Amazon gains two major advantages by using robots instead of people to move the merchandise, says Dave Clark. Because aisles aren’t needed between shelves to make room for human pickers, more items can be stored more closely together, he says, enabling a fulfillment center to hold more stuff. And the time saved by eliminating the need for humans to walk to where items are makes the movement of items in and out the door more efficient.

“Kiva’s doing the part that’s not that complicated. It’s just moving inventory around,” Clark says. “The person is doing the complicated work, which is reaching in, identifying the right product, making sure it’s the right quality, making sure it’s good enough to be a holiday gift for somebody.”

Robots queue at an Amazon "stow station."

Right now, Clark says OAK4 holds 21 million items total in its inventory. Once the fulfillment center is entirely built out with its full Kiva cohort, it will hold 26 million items total, representing 5 million different products. On a peak day, he says, OAK4 can ship out 700,000 items. By the time it’s fully operational, he says, that number will rise as high as 1.5 million.

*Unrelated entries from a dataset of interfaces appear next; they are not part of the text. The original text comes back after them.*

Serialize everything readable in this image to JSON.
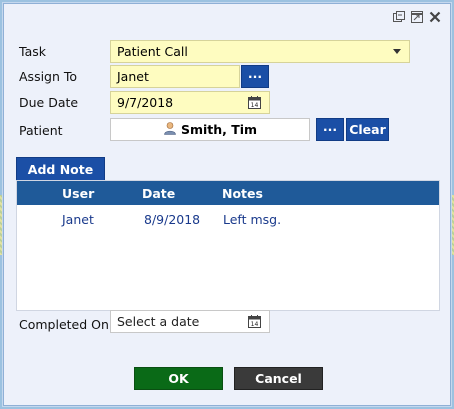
{
  "window": {
    "icons": [
      "restore-icon",
      "maximize-icon",
      "close-icon"
    ]
  },
  "form": {
    "task_label": "Task",
    "task_value": "Patient Call",
    "assign_label": "Assign To",
    "assign_value": "Janet",
    "assign_button": "...",
    "due_label": "Due Date",
    "due_value": "9/7/2018",
    "patient_label": "Patient",
    "patient_value": "Smith, Tim",
    "patient_button": "...",
    "clear_button": "Clear"
  },
  "notes": {
    "add_button": "Add Note",
    "columns": [
      "User",
      "Date",
      "Notes"
    ],
    "rows": [
      {
        "user": "Janet",
        "date": "8/9/2018",
        "note": "Left msg."
      }
    ]
  },
  "completed": {
    "label": "Completed On",
    "placeholder": "Select a date"
  },
  "actions": {
    "ok": "OK",
    "cancel": "Cancel"
  },
  "colors": {
    "accent_blue": "#1b4fa6",
    "header_blue": "#1f5a99",
    "ok_green": "#0a6a17",
    "cancel_dark": "#3a3a3a",
    "field_yellow": "#fefcc0"
  }
}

In the US, Amazon now has a workforce of 15,000 Kiva robots deployed across 10 of its 50 domestic fulfillment centers. Another fulfillment center in California has the massive robot arm, the “Robo-Stow,” capable of lifting entire pallets from one floor to another. The efficiency gains mean moving more orders more quickly, which among other effects will eventually push back the current noon cutoff time for same-day delivery orders to later in the afternoon.


Since displaying its robotic muscle, many reporters have innocently asked, “But if robots move Amazon’s merchandise faster while costing less overall, won’t Amazon try to find ways to replace as many of those human workers as possible?”  Clark responded correctly that the rise in productivity will give Amazon the means to grow. And growth means Amazon will need to hire more people.

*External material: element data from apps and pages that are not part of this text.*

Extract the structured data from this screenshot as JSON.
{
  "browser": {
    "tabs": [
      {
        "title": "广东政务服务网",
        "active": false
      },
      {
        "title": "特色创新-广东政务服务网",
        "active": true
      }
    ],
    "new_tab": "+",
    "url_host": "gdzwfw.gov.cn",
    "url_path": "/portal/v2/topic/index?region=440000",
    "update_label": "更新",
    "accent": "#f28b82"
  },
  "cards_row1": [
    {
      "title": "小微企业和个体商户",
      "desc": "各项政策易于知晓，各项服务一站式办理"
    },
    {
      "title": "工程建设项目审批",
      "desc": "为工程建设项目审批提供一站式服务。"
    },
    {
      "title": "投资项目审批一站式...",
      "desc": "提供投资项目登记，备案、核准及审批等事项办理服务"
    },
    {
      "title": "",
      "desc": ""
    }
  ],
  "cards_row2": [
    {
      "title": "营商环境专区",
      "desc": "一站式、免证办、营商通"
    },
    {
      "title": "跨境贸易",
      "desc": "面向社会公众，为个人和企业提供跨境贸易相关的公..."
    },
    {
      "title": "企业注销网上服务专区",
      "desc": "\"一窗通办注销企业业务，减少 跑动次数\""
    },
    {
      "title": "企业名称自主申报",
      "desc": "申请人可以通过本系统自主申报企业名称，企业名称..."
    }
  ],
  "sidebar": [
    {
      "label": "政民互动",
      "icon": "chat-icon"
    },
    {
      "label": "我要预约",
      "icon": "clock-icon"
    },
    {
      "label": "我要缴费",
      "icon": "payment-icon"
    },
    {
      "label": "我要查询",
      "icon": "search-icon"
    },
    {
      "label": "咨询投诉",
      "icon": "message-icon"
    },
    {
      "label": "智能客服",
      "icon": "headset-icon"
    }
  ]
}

“As you’re getting efficient in one thing as it matures, you’re investing in something new in a new place,” Clark says. “I see that cycle continuing for a long time.”

While some were quieted, others still criticize with the same fingers that just ordered their latest Amazon Prime delivery.  The holiday season is upon us, and more important than presents is giving.  Here is one suggestion of a worthy charity: UJA NY.

One thought on “Robotic Elves Get To Work

Leave a Reply

This site uses Akismet to reduce spam. Learn how your comment data is processed.

%d bloggers like this: